Asurvey conducted by the Legal Aid Forum indicates that only 19.1% of defendants have access to legal advice related to their specific cases before a court hearing begins.
The survey titled, “Monitoring of EDPRS Indicators in the Justice Sector,” was conducted between January 2008 and August 2009, and was supported by the Netherlands Government in partnership with the Danish Institute for Human Rights.
Referring to the importance of legal advice, the report states that the low percentage implies that many citizens lack important analysis of their legal problems, which makes it difficult for them to prepare quality defence arguments.
“The provision of legal advice is an essential step in the process by which the litigant may better understand and analyze his rights as well as legal issues concerning his court file,” it states.
According to Andrews Kananga, the coordinator of the forum’s secretariat, the low rate is attributed to the insufficient number of legal aid practitioners in the country as well as their concentration in the urban areas.
“Few institutions in the country are involved in the provision of legal advice at the moment. In addition to that, those that provide the services are concentrated in urban areas like Kigali and Butare and yet we have more people living in the rural areas,” Kananga said in an interview yesterday.
But he also revealed that efforts were being implemented by both the government and stakeholders to improve the trends.
“The Legal Aid Forum currently has only 34 officials providing free legal advice. However, we are working towards capacity building by increasing the number of officials who provide legal advice and also encourage them to spread across the entire country,” he added.

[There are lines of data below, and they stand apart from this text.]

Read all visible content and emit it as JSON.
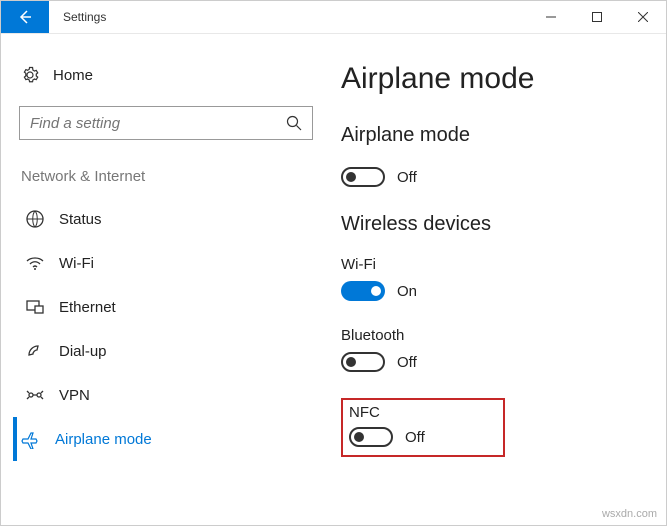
{
  "window": {
    "title": "Settings"
  },
  "sidebar": {
    "home_label": "Home",
    "search_placeholder": "Find a setting",
    "section_label": "Network & Internet",
    "items": [
      {
        "label": "Status"
      },
      {
        "label": "Wi-Fi"
      },
      {
        "label": "Ethernet"
      },
      {
        "label": "Dial-up"
      },
      {
        "label": "VPN"
      },
      {
        "label": "Airplane mode"
      }
    ]
  },
  "main": {
    "page_title": "Airplane mode",
    "airplane_heading": "Airplane mode",
    "airplane_state": "Off",
    "wireless_heading": "Wireless devices",
    "wifi_label": "Wi-Fi",
    "wifi_state": "On",
    "bt_label": "Bluetooth",
    "bt_state": "Off",
    "nfc_label": "NFC",
    "nfc_state": "Off"
  },
  "watermark": "wsxdn.com"
}
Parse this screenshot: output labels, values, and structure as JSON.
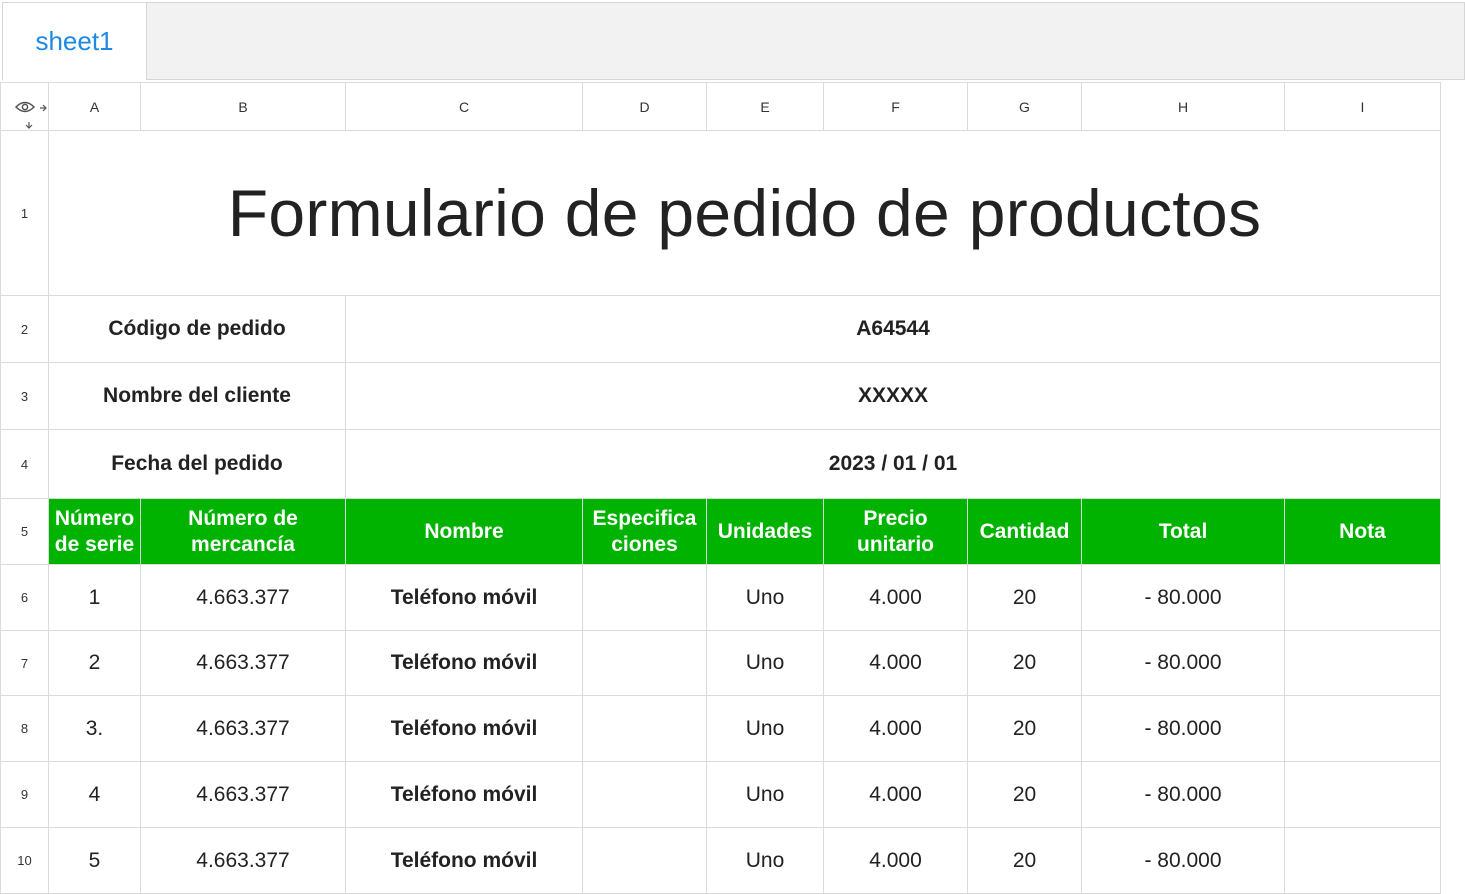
{
  "tabs": [
    {
      "label": "sheet1"
    }
  ],
  "columns": [
    "A",
    "B",
    "C",
    "D",
    "E",
    "F",
    "G",
    "H",
    "I"
  ],
  "rows": [
    "1",
    "2",
    "3",
    "4",
    "5",
    "6",
    "7",
    "8",
    "9",
    "10"
  ],
  "title": "Formulario de pedido de productos",
  "info": [
    {
      "label": "Código de pedido",
      "value": "A64544"
    },
    {
      "label": "Nombre del cliente",
      "value": "XXXXX"
    },
    {
      "label": "Fecha del pedido",
      "value": "2023 / 01 / 01"
    }
  ],
  "table_headers": [
    "Número de serie",
    "Número de mercancía",
    "Nombre",
    "Especifica ciones",
    "Unidades",
    "Precio unitario",
    "Cantidad",
    "Total",
    "Nota"
  ],
  "table_rows": [
    [
      "1",
      "4.663.377",
      "Teléfono móvil",
      "",
      "Uno",
      "4.000",
      "20",
      "- 80.000",
      ""
    ],
    [
      "2",
      "4.663.377",
      "Teléfono móvil",
      "",
      "Uno",
      "4.000",
      "20",
      "- 80.000",
      ""
    ],
    [
      "3.",
      "4.663.377",
      "Teléfono móvil",
      "",
      "Uno",
      "4.000",
      "20",
      "- 80.000",
      ""
    ],
    [
      "4",
      "4.663.377",
      "Teléfono móvil",
      "",
      "Uno",
      "4.000",
      "20",
      "- 80.000",
      ""
    ],
    [
      "5",
      "4.663.377",
      "Teléfono móvil",
      "",
      "Uno",
      "4.000",
      "20",
      "- 80.000",
      ""
    ]
  ],
  "colors": {
    "header_green": "#00b300",
    "tab_text": "#1e88e5"
  },
  "icons": [
    "eye-icon",
    "collapse-columns-icon",
    "collapse-rows-icon"
  ]
}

In a bid to arrest the situation, the Ministry of Justice has set up a justice bureau, whose sole aim will be to give legal advisory services across the country.